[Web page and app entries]
'''

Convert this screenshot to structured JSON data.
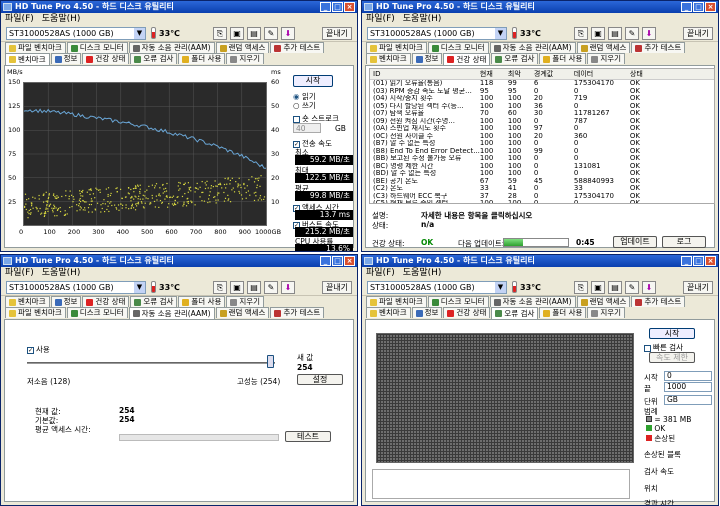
{
  "app": {
    "title": "HD Tune Pro 4.50 - 하드 디스크 유틸리티",
    "menu": [
      "파일(F)",
      "도움말(H)"
    ],
    "drive": "ST31000528AS (1000 GB)",
    "temperature": "33℃",
    "exit_label": "끝내기"
  },
  "tabs_top": [
    "파일 벤치마크",
    "디스크 모니터",
    "자동 소음 관리(AAM)",
    "랜덤 액세스",
    "추가 테스트"
  ],
  "tabs_bottom": [
    "벤치마크",
    "정보",
    "건강 상태",
    "오류 검사",
    "폴더 사용",
    "지우기"
  ],
  "benchmark": {
    "y_unit_left": "MB/s",
    "y_unit_right": "ms",
    "start_label": "시작",
    "read_label": "읽기",
    "write_label": "쓰기",
    "short_stroke_label": "숏 스트로크",
    "short_stroke_value": "40",
    "short_stroke_unit": "GB",
    "transfer_label": "전송 속도",
    "min_label": "최소",
    "min_value": "59.2 MB/초",
    "max_label": "최대",
    "max_value": "122.5 MB/초",
    "avg_label": "평균",
    "avg_value": "99.8 MB/초",
    "access_label": "액세스 시간",
    "access_value": "13.7 ms",
    "burst_label": "버스트 속도",
    "burst_value": "215.2 MB/초",
    "cpu_label": "CPU 사용률",
    "cpu_value": "13.6%"
  },
  "chart_data": {
    "type": "line",
    "x_unit": "GB",
    "x_ticks": [
      "0",
      "100",
      "200",
      "300",
      "400",
      "500",
      "600",
      "700",
      "800",
      "900",
      "1000GB"
    ],
    "y_left_ticks": [
      "150",
      "125",
      "100",
      "75",
      "50",
      "25"
    ],
    "y_right_ticks": [
      "60",
      "50",
      "40",
      "30",
      "20",
      "10"
    ],
    "ylim_left": [
      0,
      150
    ],
    "ylim_right": [
      0,
      60
    ],
    "xlim": [
      0,
      1000
    ],
    "series": [
      {
        "name": "전송 속도",
        "color": "#6aa6d6",
        "x": [
          0,
          100,
          200,
          300,
          400,
          500,
          600,
          700,
          800,
          900,
          1000
        ],
        "y": [
          122,
          120,
          117,
          113,
          109,
          104,
          98,
          91,
          83,
          73,
          60
        ]
      },
      {
        "name": "액세스 시간",
        "color": "#d8d840",
        "type": "scatter",
        "x_range": [
          0,
          1000
        ],
        "y_range_ms": [
          3,
          22
        ]
      }
    ]
  },
  "smart": {
    "headers": [
      "ID",
      "현재",
      "최악",
      "경계값",
      "데이터",
      "상태"
    ],
    "rows": [
      [
        "(01) 읽기 오류율(통음)",
        "118",
        "99",
        "6",
        "175304170",
        "OK"
      ],
      [
        "(03) RPM 증감 속도 도달 평균...",
        "95",
        "95",
        "0",
        "0",
        "OK"
      ],
      [
        "(04) 시작/중지 횟수",
        "100",
        "100",
        "20",
        "719",
        "OK"
      ],
      [
        "(05) 다시 할당된 섹터 수(등...",
        "100",
        "100",
        "36",
        "0",
        "OK"
      ],
      [
        "(07) 탐색 오류율",
        "70",
        "60",
        "30",
        "11781267",
        "OK"
      ],
      [
        "(09) 전원 켜짐 시간(수명...",
        "100",
        "100",
        "0",
        "787",
        "OK"
      ],
      [
        "(0A) 스핀업 재시도 횟수",
        "100",
        "100",
        "97",
        "0",
        "OK"
      ],
      [
        "(0C) 전원 사이클 수",
        "100",
        "100",
        "20",
        "360",
        "OK"
      ],
      [
        "(B7) 알 수 없는 특성",
        "100",
        "100",
        "0",
        "0",
        "OK"
      ],
      [
        "(B8) End To End Error Detect...",
        "100",
        "100",
        "99",
        "0",
        "OK"
      ],
      [
        "(BB) 보고된 수정 불가능 오류",
        "100",
        "100",
        "0",
        "0",
        "OK"
      ],
      [
        "(BC) 명령 제한 시간",
        "100",
        "100",
        "0",
        "131081",
        "OK"
      ],
      [
        "(BD) 알 수 없는 특성",
        "100",
        "100",
        "0",
        "0",
        "OK"
      ],
      [
        "(BE) 공기 온도",
        "67",
        "59",
        "45",
        "588840993",
        "OK"
      ],
      [
        "(C2) 온도",
        "33",
        "41",
        "0",
        "33",
        "OK"
      ],
      [
        "(C3) 하드웨어 ECC 복구",
        "37",
        "28",
        "0",
        "175304170",
        "OK"
      ],
      [
        "(C5) 현재 보류 중인 섹터",
        "100",
        "100",
        "0",
        "0",
        "OK"
      ],
      [
        "(C6) 오프라인 수정 불가능",
        "100",
        "100",
        "0",
        "0",
        "OK"
      ]
    ],
    "desc_label": "설명:",
    "desc_value": "자세한 내용은 항목을 클릭하십시오",
    "state_label": "상태:",
    "state_value": "n/a",
    "health_label": "건강 상태:",
    "health_value": "OK",
    "next_update_label": "다음 업데이트:",
    "next_update_time": "0:45",
    "update_button": "업데이트",
    "log_button": "로그"
  },
  "aam": {
    "use_label": "사용",
    "slider_low": "저소음 (128)",
    "slider_high": "고성능 (254)",
    "new_value_label": "새 값",
    "new_value": "254",
    "apply_button": "설정",
    "current_label": "현재 값:",
    "current_value": "254",
    "recommended_label": "기본값:",
    "recommended_value": "254",
    "avg_access_label": "평균 액세스 시간:",
    "test_button": "테스트"
  },
  "errorscan": {
    "start_label": "시작",
    "quick_scan_label": "빠른 검사",
    "stop_label": "속도 제한",
    "start_pos_label": "시작",
    "start_pos_value": "0",
    "end_pos_label": "끝",
    "end_pos_value": "1000",
    "unit_label": "단위",
    "unit_value": "GB",
    "legend_title": "범례",
    "legend_block": "= 381 MB",
    "legend_ok": "OK",
    "legend_bad": "손상된",
    "damaged_label": "손상된 블록",
    "speed_label": "검사 속도",
    "position_label": "위치",
    "elapsed_label": "경과 시간"
  }
}
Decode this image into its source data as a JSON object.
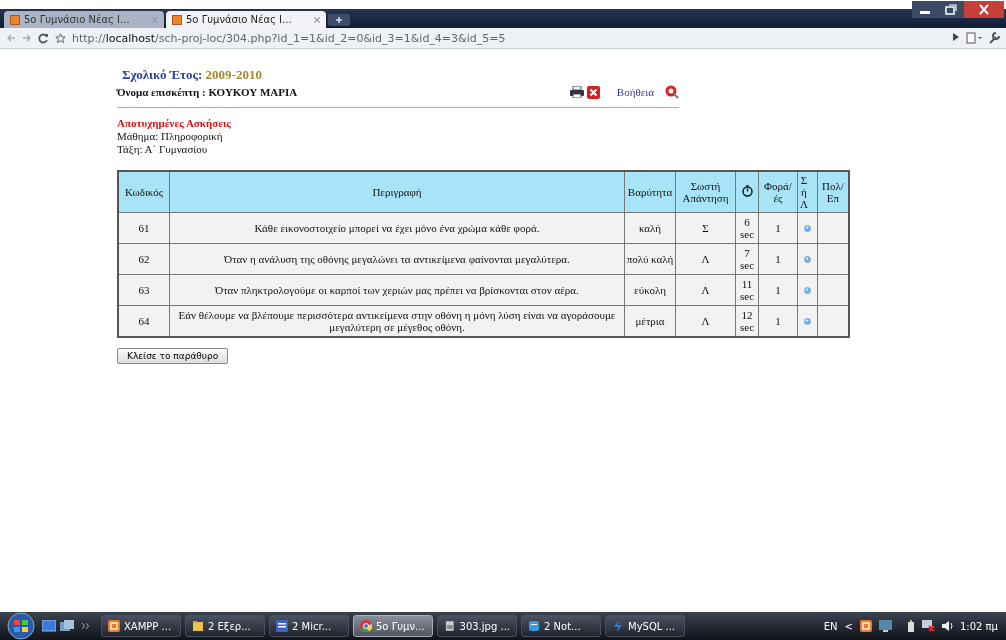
{
  "browser": {
    "tabs": [
      {
        "label": "5o Γυμνάσιο Νέας I...",
        "selected": false
      },
      {
        "label": "5o Γυμνάσιο Νέας I...",
        "selected": true
      }
    ],
    "url": "http://**localhost**/sch-proj-loc/304.php?id_1=1&id_2=0&id_3=1&id_4=3&id_5=5"
  },
  "header": {
    "year_label": "Σχολικό Έτος:",
    "year_value": "2009-2010",
    "visitor": "Όνομα επισκέπτη : ΚΟΥΚΟΥ ΜΑΡΙΑ",
    "help_link": "Βοήθεια"
  },
  "section": {
    "title": "Αποτυχημένες Ασκήσεις",
    "subject": "Μάθημα: Πληροφορική",
    "class": "Τάξη: Α΄ Γυμνασίου"
  },
  "table": {
    "columns": [
      {
        "label": "Κωδικός",
        "kind": "text"
      },
      {
        "label": "Περιγραφή",
        "kind": "text"
      },
      {
        "label": "Βαρύτητα",
        "kind": "text"
      },
      {
        "label": "Σωστή Απάντηση",
        "kind": "text"
      },
      {
        "kind": "clock"
      },
      {
        "label": "Φορά/ές",
        "kind": "text"
      },
      {
        "label": "Σ ή Λ",
        "kind": "stack"
      },
      {
        "label": "Πολ/Επ",
        "kind": "text"
      }
    ],
    "rows": [
      {
        "code": "61",
        "description": "Κάθε εικονοστοιχείο μπορεί να έχει μόνο ένα χρώμα κάθε φορά.",
        "weight": "καλή",
        "answer": "Σ",
        "time": "6 sec",
        "times": "1"
      },
      {
        "code": "62",
        "description": "Όταν η ανάλυση της οθόνης μεγαλώνει τα αντικείμενα φαίνονται μεγαλύτερα.",
        "weight": "πολύ καλή",
        "answer": "Λ",
        "time": "7 sec",
        "times": "1"
      },
      {
        "code": "63",
        "description": "Όταν πληκτρολογούμε οι καρποί των χεριών μας πρέπει να βρίσκονται στον αέρα.",
        "weight": "εύκολη",
        "answer": "Λ",
        "time": "11 sec",
        "times": "1"
      },
      {
        "code": "64",
        "description": "Εάν θέλουμε να βλέπουμε περισσότερα αντικείμενα στην οθόνη η μόνη λύση είναι να αγοράσουμε μεγαλύτερη σε μέγεθος οθόνη.",
        "weight": "μέτρια",
        "answer": "Λ",
        "time": "12 sec",
        "times": "1"
      }
    ]
  },
  "close_button": "Κλείσε το παράθυρο",
  "taskbar": {
    "items": [
      {
        "label": "XAMPP ...",
        "kind": "xampp",
        "selected": false
      },
      {
        "label": "2 Εξερ...",
        "kind": "folder",
        "selected": false
      },
      {
        "label": "2 Micr...",
        "kind": "word",
        "selected": false
      },
      {
        "label": "5o Γυμν...",
        "kind": "chrome",
        "selected": true
      },
      {
        "label": "303.jpg ...",
        "kind": "image",
        "selected": false
      },
      {
        "label": "2 Not...",
        "kind": "notes",
        "selected": false
      },
      {
        "label": "MySQL ...",
        "kind": "mysql",
        "selected": false
      }
    ],
    "language": "EN",
    "tray_expander": "<",
    "clock": "1:02 πμ"
  }
}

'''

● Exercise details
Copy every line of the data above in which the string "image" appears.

● Finished task
Decode this image into its source data as a JSON object.
        "kind": "image",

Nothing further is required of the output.